(Cover photo: A group photo with the Catholic Youth Leaders of Masaka Catholic Diocese in Uganda during the CYNESA introduction workshop)
The Catholic Youth Network for Environmental Sustainability in Africa (CYNESA) worked with the Diocesan Youth Chaplaincy for Makasa Catholic Diocese in Central Uganda to bring together over 75 youth leaders from the Diocese for an introductory workshop to CYNESA and the encyclical of the Holy Father on the Care of Our Common Home, Laudato Si.
The young Catholic leaders drawn from the 54 parishes of Masaka Catholic Diocese congregated at the Nndungu Wing of the Diocesan Headquarters in Masaka for a full day CYNESA workshop. During the workshop, the young people learnt about CYNESA, its mission, and structure after the welcoming remarks from the Diocesan Youth Chaplain for Masaka, Fr. Deusdedit Ssekabira. Fr. Ssekabira affirmed that the workshop had the blessing of the Bishop of Masaka Catholic Diocese, His Lordship John Baptist Kaggwa and the Vicar General, Msgr. Serverus Jjumba.
CYNESA’s Programs Manager, David Ngigi Munene, explained that CYNESA focuses on youth-led initiatives and responses that include everyone to offer an effective, coordinated, culturally sensitive, evangelical, and spiritually-grounded response to the twin challenges of environmental degradation and climate change. He also urged them to be aware of their contribution to environmental degradation and climate change through either action or inaction as young, African Catholics. With reference to Catholic Social Teaching, David urged the young leaders to be conscious of how their actions affect the poor and vulnerable. He gave a practical example about how drinking bottled water continues to deprive the poor of their right to access safe and clean water through commodification and commercialization. In the same session, the young people also learnt that the operations of CYNESA are mainly through Core Teams, which play a coordinating role for the entire network. In addition, it was explained that core team members work from multiple locations, to grow and develop the profile of the network (CYNESA) and identify resources to make this possible.
The CYNESA Founding Executive Director, Allen Ottaro, introduced Laudato Si, its relevance to the planet and the work of CYNESA. While discussing Laudato Si and defining an encyclical, Allen referred to the Canticle of St. Francis, as cited in Laudato Si Para 12. Without spoiling the forthcoming readership experience for the young leaders, Allen gave a summary of the contents of Laudato Si based on its chapter headings.
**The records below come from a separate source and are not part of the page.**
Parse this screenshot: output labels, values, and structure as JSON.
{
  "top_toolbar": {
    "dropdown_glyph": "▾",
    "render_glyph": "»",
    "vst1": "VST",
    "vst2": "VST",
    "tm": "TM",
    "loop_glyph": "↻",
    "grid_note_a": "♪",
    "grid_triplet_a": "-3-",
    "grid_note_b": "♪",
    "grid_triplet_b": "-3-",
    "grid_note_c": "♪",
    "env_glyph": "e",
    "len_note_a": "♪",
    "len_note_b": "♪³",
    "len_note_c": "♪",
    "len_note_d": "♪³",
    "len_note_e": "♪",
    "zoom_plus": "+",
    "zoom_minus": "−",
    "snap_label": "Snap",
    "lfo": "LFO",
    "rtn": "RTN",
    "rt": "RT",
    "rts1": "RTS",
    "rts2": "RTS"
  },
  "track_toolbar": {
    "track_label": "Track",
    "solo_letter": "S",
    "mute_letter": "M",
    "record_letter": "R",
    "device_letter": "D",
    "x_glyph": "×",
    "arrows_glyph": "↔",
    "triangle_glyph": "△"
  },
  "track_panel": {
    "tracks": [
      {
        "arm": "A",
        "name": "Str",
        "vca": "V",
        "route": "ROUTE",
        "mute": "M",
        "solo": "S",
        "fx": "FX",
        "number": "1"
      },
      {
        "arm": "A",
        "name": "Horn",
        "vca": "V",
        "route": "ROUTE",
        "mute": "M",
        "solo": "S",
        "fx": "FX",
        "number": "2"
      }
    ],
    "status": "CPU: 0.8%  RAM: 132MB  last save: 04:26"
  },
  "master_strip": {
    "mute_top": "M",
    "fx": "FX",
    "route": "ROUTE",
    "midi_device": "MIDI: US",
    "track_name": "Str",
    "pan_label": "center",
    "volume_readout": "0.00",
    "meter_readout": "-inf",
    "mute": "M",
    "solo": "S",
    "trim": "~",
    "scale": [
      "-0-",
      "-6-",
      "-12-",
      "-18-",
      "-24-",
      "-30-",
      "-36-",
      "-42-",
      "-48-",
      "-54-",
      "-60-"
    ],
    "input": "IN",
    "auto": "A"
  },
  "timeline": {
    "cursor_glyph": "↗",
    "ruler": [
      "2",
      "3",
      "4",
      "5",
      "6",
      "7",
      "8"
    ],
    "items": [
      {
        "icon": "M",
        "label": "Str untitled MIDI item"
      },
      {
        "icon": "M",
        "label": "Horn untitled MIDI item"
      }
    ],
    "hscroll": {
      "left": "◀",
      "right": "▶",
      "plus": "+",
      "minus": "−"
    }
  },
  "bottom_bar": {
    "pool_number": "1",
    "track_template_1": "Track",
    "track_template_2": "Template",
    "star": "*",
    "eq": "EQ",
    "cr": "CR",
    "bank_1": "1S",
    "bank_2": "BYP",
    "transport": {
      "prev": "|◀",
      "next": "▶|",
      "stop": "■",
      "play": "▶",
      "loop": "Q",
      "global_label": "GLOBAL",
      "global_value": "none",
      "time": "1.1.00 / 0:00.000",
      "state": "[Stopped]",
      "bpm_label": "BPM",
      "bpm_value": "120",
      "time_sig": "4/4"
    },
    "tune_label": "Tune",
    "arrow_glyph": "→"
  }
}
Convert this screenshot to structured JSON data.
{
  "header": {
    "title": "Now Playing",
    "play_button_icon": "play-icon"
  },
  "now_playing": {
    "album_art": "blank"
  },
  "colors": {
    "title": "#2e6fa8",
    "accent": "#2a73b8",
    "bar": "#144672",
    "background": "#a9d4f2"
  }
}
He also disclosed some of the major environmental occurrences that followed the release of Laudato Si on May 25, 2015 including the Paris CoP 21 Agreement and a growing mobilization of the ecological response by the Church. To underscore the indispensable role of young people in caring for creation and introduction of unique perspectives, Allen referred to Agenda 21 (25.2), which underlines the active participation of “youth from all parts of the world [in] all relevant levels of decision-making processes because it affects their lives today and has implications for their futures…” The young people were also introduced to Agenda 2030, Agenda 2063 for Africa, the United Nations Framework Convention on Climate Change (UNFCCC), the Sustainable Development Goals (SDGs), and the importance of young Catholics to the 15th Ordinary Synod of Bishops. Allen concluded by urging the YOUth to start where they are, to use what they have, and do what they can.
Four groups were formed to help the young people to identify the environmental issues in their communities, their impacts, and solutions. Their presentations were quite intriguing and blended both English and Luganda.
The most commonly mentioned challenges included reclamation and destruction of wetlands, destructive farming methods, overgrazing, poor waste management and disposal, and deforestation. All groups mentioned unpredictable seasons, negative health impacts, soil degradation, water and sanitation challenges, and poor drainage as the main outcomes of the environmental issues in their communities. Sensitization, behavior change, and awareness creation through community engagement and formation were proposed as the main solutions alongside personal initiative and inclusive approaches towards solving the challenges. During the Q&A, the main question was how the young people could take CYNESA forward. David responded by requesting the young people to begin with reading Laudato Si, which is available online and living the practical lessons therein.
CYNESA will continue to engage with the Masaka Diocesan Youth Chaplaincy and the young leaders with the hope of setting up a new chapter in Uganda soon.
David Ngigi Munene
Programs Manager, CYNESA.